BRIEF:
Every line of the records below that holds the word "Patria" belongs in the answer.

EXTRACTED DATA:

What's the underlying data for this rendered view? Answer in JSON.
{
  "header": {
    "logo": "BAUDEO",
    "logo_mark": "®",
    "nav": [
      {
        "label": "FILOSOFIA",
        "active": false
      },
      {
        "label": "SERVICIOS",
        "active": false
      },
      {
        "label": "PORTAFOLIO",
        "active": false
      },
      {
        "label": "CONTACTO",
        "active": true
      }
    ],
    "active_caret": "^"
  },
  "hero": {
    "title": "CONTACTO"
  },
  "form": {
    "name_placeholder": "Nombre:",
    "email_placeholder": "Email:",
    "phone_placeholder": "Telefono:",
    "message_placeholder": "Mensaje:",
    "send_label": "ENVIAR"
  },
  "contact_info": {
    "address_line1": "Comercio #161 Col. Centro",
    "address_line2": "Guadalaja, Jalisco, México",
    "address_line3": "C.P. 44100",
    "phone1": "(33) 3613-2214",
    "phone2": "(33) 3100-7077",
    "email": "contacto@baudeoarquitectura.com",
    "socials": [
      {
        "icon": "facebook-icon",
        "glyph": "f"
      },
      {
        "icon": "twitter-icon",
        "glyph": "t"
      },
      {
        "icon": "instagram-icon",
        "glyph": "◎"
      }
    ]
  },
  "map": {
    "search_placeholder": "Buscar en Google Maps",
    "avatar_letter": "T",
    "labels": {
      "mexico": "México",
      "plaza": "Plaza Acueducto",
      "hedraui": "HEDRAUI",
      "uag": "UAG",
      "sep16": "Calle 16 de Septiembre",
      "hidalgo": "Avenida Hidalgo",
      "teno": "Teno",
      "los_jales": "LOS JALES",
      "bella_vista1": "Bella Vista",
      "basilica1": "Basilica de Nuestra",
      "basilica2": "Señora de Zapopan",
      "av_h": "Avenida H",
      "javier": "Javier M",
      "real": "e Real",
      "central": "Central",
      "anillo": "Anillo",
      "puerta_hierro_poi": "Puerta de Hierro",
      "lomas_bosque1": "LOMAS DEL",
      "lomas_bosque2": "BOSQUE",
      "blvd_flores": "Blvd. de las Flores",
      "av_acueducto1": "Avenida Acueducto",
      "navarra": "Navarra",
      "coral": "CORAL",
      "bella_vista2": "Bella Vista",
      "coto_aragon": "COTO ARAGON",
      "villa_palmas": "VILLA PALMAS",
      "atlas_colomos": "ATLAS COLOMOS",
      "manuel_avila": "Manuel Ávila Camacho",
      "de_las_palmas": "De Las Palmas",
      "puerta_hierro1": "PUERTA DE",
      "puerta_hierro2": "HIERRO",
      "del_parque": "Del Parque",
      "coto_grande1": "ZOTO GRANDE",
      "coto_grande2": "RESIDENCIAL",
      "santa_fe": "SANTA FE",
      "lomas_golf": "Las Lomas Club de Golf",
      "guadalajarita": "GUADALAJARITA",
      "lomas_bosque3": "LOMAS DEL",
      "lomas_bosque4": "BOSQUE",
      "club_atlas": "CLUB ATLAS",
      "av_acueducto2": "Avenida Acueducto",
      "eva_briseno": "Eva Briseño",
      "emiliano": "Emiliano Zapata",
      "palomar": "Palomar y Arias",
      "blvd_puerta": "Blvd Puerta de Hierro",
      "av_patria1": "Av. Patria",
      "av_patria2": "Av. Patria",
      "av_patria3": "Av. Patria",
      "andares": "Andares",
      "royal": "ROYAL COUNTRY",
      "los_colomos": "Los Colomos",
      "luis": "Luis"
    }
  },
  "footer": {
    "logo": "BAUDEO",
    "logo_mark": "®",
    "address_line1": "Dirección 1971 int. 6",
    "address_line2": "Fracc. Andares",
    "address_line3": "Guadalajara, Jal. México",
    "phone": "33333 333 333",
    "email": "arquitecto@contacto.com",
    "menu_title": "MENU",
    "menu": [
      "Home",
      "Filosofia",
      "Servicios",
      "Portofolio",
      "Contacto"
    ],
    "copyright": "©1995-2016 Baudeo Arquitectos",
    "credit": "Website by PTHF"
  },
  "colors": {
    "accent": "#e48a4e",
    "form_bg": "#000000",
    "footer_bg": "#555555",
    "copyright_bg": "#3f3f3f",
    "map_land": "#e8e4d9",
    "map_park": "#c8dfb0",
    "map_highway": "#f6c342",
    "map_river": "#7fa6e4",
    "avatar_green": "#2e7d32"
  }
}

REPLY TO THE EXERCISE:
      "av_patria1": "Av. Patria",
      "av_patria2": "Av. Patria",
      "av_patria3": "Av. Patria",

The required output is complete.